Accessing Your Own Land

Prior to the introduction of revised procedures (set out in regulations under Section 68 of the Countryside and Rights of Way Act 2000, which came into effect in July 2002), people who had to cross common land in order to reach their homes were sometimes denied the right of access to their own property, due to an anomaly in the law. In order to gain access, it was necessary for them to obtain an 'easement' from the owner of the common land. This could be very expensive for the person needing the right of access.

Under the revised rules, the right of easement is now statutory and, provided the relevant conditions are met and procedures complied with, the owners of the common land cannot object. In return they will be paid as follows:

  • 0.25% of the value of the premises if these came into being before 1 January 1906;
  • 0.5% of the value of the premises, if they came into being between 1 January 1906 and 1 December 1930; and
  • 2% of the value of the premises if they came into being on or after 1 December 1930.

Once payment has been made, the right of access will continue in perpetuity.

The contents of this article are intended for general information purposes only and shall not be deemed to be, or constitute legal advice. We cannot accept responsibility for any loss as a result of acts or omissions taken in respect of this article.

Latest News
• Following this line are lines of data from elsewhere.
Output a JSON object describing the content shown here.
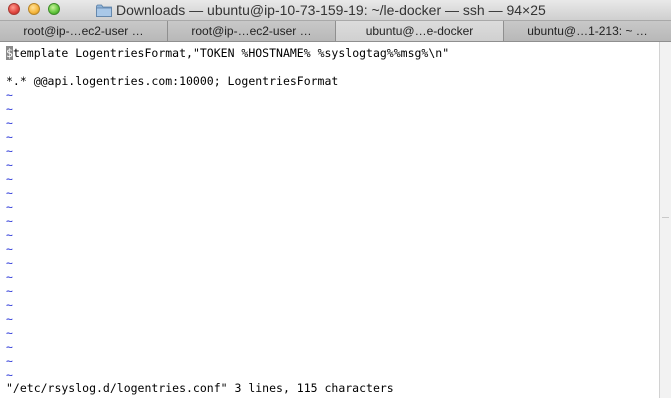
{
  "window": {
    "title": "Downloads — ubuntu@ip-10-73-159-19: ~/le-docker — ssh — 94×25",
    "icon": "folder-icon"
  },
  "tabs": [
    {
      "label": "root@ip-…ec2-user …",
      "active": false
    },
    {
      "label": "root@ip-…ec2-user …",
      "active": false
    },
    {
      "label": "ubuntu@…e-docker",
      "active": true
    },
    {
      "label": "ubuntu@…1-213: ~ …",
      "active": false
    }
  ],
  "terminal": {
    "lines": [
      {
        "cursor_char": "$",
        "text": "template LogentriesFormat,\"TOKEN %HOSTNAME% %syslogtag%%msg%\\n\""
      },
      {
        "text": ""
      },
      {
        "text": "*.* @@api.logentries.com:10000; LogentriesFormat"
      }
    ],
    "empty_line_marker": "~",
    "empty_line_count": 21,
    "status_line": "\"/etc/rsyslog.d/logentries.conf\" 3 lines, 115 characters"
  },
  "colors": {
    "tilde": "#2a36d8",
    "cursor": "#8a8a8a"
  }
}
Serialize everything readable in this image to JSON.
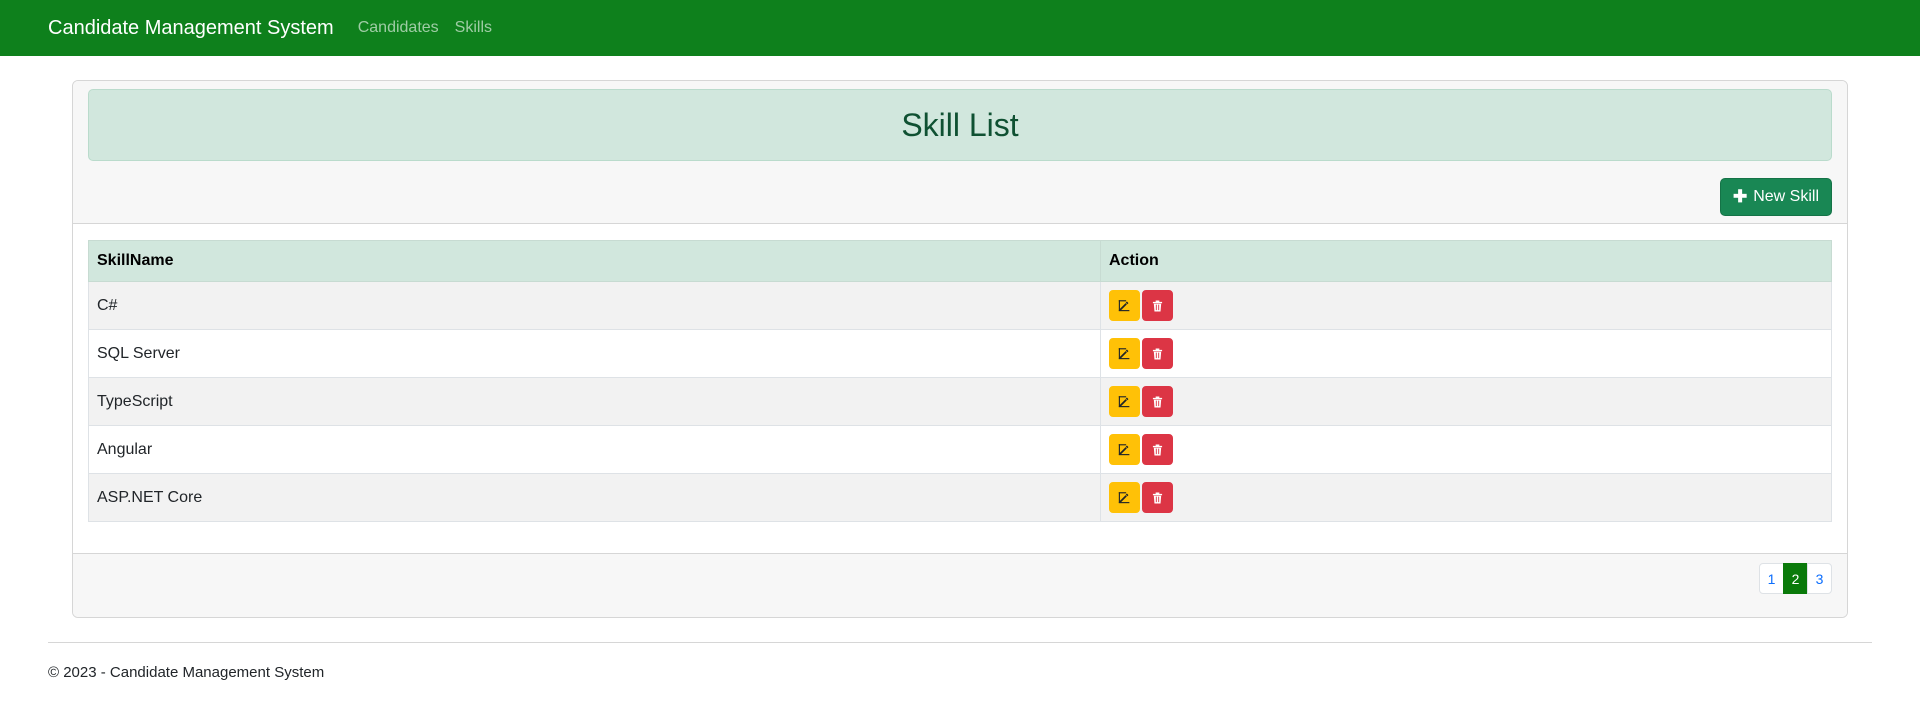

Social Housing Fraud Changes Social Housing Fraud Changes
Registering Land as a Village Green Registering Land as a Village Green
Buying a Self-Build Home - Beware of Insurance Snags Buying a Self-Build Home - Beware of Insurance Snags
Allowing Use of Land May Create Irrevocable Rights Allowing Use of Land May Create Irrevocable Rights
Ignoring Duty to Neighbours Costs Homeowner Ignoring Duty to Neighbours Costs Homeowner